Create Your Own Coupon Page
One coupon site we neglected to mention above? Your own website!
Create a dedicated page on your website for all of your brand’s current promotions and you can enjoy the following benefits:
- It makes it easier for your site visitors to find your promo codes, reducing friction and easing their road to conversion.
- It saves them the trouble of looking for your promo code on one of the affiliate coupon sites, allowing them to purchase from you directly (and saving you an affiliate commission).
- It helps you rank for branded coupon terms. Users can click through from Google and then go straight to your checkout to purchase. HostGator’s dedicated coupon page ranks above RetailMeNot and other coupon sites, and shoppers can simply click “Redeem Now” to apply the promo code to their checkout total.

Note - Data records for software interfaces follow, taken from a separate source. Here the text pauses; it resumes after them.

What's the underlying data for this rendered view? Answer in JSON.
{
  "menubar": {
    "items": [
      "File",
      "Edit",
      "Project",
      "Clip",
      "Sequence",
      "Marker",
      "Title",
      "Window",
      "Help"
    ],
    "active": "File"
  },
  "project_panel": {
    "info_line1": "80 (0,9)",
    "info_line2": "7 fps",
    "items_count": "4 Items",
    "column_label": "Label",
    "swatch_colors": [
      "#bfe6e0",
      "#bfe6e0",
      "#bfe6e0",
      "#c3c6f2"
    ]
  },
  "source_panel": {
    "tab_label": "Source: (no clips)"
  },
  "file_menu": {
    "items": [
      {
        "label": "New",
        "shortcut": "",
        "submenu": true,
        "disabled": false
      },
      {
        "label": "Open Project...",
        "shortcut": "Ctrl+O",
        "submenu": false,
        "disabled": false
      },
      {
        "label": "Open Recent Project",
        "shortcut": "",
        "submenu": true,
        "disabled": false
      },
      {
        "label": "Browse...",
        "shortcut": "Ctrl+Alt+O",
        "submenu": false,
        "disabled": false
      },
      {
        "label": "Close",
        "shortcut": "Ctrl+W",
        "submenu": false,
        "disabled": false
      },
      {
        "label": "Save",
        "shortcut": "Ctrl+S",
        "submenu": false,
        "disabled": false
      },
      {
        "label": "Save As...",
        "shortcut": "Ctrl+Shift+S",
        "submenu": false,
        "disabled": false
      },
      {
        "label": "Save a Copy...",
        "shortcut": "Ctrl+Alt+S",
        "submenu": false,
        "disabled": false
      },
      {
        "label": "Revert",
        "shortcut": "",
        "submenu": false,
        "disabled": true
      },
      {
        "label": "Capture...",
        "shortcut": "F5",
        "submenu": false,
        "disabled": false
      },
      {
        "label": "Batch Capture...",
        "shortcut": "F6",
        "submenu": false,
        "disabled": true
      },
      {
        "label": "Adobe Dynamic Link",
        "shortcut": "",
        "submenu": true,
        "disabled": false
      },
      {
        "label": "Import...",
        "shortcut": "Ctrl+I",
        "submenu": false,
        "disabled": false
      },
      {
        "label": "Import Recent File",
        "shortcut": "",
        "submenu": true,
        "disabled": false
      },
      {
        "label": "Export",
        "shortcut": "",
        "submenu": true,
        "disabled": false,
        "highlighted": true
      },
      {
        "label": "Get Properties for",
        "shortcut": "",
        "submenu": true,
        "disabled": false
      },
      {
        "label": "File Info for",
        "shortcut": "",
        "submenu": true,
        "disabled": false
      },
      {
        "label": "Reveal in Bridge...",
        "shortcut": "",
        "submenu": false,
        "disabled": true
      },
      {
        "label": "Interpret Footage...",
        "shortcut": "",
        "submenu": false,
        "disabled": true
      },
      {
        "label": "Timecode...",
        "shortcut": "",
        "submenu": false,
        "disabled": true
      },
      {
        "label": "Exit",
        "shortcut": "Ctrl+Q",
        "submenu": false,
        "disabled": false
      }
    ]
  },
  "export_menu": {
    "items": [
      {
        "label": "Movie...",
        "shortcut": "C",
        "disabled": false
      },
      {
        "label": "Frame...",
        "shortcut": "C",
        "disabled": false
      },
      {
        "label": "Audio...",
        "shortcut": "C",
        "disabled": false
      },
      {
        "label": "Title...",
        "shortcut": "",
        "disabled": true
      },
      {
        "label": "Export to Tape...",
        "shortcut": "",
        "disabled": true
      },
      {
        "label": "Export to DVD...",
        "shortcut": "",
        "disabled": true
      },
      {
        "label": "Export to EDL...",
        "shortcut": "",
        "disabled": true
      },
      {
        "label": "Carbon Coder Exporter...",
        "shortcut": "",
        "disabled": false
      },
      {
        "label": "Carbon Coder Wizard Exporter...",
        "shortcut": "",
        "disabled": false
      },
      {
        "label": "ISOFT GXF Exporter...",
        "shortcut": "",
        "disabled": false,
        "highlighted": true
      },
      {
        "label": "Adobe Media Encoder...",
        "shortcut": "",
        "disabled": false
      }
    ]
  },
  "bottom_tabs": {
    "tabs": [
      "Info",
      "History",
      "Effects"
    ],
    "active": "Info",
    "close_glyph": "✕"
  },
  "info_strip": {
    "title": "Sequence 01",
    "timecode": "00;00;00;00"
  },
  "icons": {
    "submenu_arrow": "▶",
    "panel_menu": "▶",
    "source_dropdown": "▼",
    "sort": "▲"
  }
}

Add a Promo Code Box to Checkout
Some coupon affiliate sites will automatically apply the promo code when visitors click through to your site. However, sometimes customers simply search on these sites and then return to your site to type in the promo code themselves. In that case, you want to make it as easy as possible for your site visitors to use their promo codes when they reach your site.
Be aware that by adding a promo code box to your checkout, you may encourage some customers to bounce, go search for coupons, and return. Like deciding which coupons you want to offer in the first place, this is another strategic decision your team will need to make.
Work With Influencers
You’re launching an affiliate program because you’re looking for new ways to position your brand in front of customers. Incorporate influencer marketing into your affiliate program for amplified results.
Influencers promote brands in a way that feels much more genuine to their fans. While a coupon site simply highlights your brand’s latest discounts, an influencer promotes your brand discount alongside a recommendation that feels authentic.
Online influencer marketplaces like Dealspotr quickly connect brands with thousands of micro-influencers. As the brand, all you have to do is list your current deals and promotions, and influencers will be able to apply to promote them for you.
Promote your coupons, reach more customers—it’s time for your ecommerce brand to get started with coupon affiliate sites. Define your coupons, search for coupon affiliate sites relevant to your brand, and watch the customers roll in.